[Stored dataset items]
● ● ● ● ●

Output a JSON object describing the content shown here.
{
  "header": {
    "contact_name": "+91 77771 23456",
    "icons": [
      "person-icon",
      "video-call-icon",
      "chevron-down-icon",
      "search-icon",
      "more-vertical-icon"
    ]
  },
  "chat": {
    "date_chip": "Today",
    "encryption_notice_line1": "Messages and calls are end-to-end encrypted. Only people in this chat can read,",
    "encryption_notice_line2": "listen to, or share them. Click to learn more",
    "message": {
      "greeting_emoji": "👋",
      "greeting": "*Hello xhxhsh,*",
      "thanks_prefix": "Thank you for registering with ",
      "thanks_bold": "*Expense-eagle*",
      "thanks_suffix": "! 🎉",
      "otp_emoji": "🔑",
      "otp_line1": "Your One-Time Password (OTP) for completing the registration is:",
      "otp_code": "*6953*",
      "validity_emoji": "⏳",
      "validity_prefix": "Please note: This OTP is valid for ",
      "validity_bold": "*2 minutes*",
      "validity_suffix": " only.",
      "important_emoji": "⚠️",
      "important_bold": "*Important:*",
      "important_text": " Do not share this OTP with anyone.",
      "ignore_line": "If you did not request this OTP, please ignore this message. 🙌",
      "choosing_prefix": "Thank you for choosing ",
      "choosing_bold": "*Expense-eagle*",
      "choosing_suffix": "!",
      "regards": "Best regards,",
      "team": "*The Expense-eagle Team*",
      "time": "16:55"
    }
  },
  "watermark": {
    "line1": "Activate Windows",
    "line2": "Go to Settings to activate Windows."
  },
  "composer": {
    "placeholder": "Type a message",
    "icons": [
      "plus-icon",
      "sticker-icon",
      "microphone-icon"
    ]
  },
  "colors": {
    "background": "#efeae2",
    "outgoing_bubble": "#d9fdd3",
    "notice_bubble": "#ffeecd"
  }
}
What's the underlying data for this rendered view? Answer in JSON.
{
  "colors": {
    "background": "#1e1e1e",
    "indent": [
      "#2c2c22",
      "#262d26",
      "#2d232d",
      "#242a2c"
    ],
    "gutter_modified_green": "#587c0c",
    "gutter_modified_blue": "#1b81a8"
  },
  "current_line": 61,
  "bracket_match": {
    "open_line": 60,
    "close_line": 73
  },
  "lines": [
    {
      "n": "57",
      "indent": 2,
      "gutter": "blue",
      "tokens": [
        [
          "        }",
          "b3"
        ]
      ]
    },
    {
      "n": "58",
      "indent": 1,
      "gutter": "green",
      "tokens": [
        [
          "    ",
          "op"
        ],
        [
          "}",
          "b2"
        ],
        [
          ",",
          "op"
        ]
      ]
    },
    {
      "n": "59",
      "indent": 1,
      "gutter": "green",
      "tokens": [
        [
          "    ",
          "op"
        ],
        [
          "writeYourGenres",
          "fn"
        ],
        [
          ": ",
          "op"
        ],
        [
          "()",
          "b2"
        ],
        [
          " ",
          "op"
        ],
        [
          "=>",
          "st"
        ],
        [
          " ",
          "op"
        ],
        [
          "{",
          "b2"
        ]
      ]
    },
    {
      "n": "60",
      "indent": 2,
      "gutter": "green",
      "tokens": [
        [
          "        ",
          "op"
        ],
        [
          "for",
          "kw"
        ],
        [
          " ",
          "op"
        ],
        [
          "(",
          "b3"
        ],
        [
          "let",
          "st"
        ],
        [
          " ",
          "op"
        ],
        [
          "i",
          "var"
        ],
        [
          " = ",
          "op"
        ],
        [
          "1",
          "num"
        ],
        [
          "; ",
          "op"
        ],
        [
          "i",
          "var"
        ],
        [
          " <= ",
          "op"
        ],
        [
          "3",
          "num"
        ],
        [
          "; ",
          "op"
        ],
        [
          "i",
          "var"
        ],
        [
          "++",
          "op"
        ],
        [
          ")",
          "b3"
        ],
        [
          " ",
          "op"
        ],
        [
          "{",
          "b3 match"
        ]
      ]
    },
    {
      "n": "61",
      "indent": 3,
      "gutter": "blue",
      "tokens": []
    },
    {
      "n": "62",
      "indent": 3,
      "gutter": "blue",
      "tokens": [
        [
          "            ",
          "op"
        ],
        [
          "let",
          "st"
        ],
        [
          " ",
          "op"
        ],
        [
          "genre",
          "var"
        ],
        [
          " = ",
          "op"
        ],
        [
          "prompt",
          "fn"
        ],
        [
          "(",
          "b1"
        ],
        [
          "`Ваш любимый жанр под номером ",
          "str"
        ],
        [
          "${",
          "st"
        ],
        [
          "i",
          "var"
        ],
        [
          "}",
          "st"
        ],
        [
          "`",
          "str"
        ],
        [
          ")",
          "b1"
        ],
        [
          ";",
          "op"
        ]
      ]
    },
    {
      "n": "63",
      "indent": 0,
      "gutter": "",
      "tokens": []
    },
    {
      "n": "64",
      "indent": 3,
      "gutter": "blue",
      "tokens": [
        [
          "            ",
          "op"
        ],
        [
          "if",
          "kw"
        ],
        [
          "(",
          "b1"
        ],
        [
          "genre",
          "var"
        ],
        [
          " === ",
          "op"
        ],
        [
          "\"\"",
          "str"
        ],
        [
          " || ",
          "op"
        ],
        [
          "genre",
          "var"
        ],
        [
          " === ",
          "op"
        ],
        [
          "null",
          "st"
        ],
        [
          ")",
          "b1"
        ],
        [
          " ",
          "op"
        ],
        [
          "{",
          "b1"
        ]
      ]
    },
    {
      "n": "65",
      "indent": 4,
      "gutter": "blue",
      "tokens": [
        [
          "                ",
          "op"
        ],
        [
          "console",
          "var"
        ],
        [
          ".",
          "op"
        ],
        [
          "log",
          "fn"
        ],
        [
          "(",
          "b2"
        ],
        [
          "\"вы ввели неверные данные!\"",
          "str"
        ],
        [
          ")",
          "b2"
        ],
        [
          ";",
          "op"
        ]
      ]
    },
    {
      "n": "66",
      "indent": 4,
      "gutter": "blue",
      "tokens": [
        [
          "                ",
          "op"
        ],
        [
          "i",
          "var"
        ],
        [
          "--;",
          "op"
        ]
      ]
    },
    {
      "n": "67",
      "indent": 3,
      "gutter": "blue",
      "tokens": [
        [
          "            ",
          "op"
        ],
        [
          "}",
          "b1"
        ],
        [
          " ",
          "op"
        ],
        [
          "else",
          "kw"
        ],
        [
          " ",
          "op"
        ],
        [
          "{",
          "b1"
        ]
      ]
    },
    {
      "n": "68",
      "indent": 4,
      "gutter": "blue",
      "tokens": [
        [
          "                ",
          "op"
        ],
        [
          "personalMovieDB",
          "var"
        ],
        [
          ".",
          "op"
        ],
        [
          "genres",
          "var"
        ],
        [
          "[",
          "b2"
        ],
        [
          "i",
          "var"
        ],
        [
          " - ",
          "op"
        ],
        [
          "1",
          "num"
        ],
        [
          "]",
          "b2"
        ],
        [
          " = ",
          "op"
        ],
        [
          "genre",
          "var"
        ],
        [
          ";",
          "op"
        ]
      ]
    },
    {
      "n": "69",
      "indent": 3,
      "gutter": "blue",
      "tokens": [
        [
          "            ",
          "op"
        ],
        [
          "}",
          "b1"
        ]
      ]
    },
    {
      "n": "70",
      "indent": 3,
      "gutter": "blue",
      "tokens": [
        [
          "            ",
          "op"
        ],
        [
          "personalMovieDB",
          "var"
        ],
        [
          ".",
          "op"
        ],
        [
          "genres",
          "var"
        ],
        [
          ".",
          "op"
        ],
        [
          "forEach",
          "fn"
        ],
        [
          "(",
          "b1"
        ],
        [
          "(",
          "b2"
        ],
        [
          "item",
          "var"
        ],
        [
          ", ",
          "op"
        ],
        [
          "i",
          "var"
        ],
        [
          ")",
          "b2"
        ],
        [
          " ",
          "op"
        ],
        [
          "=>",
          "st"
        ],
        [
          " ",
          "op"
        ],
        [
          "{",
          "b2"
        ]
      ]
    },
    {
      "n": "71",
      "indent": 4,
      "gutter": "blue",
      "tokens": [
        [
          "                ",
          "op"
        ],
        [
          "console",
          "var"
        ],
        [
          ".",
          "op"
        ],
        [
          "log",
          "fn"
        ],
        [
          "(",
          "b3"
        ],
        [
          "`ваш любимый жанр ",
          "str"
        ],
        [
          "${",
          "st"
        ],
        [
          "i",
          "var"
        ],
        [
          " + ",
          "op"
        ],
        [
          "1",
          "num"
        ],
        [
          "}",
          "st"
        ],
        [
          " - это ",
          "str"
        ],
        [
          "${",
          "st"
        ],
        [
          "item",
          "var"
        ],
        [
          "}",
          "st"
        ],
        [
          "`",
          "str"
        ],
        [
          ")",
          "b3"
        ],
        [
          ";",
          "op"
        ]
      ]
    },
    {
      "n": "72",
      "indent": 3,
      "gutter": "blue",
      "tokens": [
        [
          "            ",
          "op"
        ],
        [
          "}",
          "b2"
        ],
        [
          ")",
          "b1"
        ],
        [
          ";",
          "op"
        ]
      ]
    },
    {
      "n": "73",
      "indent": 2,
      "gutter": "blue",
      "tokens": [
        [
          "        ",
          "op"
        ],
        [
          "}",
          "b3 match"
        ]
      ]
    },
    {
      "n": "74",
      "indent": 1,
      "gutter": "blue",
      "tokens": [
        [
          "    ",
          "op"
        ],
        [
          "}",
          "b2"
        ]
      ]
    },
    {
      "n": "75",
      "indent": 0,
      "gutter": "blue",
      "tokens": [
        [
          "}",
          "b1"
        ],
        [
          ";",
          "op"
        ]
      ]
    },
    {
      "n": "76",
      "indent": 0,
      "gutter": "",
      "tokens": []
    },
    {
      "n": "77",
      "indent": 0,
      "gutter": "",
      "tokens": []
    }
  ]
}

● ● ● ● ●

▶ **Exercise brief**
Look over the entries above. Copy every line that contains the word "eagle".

▶ **Output below**
      "thanks_bold": "*Expense-eagle*",
      "choosing_bold": "*Expense-eagle*",
      "team": "*The Expense-eagle Team*",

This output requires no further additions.